• **TASK DATA**:
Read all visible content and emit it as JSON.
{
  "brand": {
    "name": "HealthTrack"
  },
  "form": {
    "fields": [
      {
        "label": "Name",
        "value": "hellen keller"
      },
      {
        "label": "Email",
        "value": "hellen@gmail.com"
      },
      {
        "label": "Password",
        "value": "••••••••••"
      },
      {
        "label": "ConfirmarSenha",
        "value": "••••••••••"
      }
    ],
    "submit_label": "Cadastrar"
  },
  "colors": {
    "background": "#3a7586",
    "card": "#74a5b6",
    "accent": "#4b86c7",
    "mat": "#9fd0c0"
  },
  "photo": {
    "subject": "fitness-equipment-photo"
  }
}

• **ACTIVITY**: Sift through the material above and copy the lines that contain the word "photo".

• **RESULT OF THIS EXERCISE**:
  "photo": {
    "subject": "fitness-equipment-photo"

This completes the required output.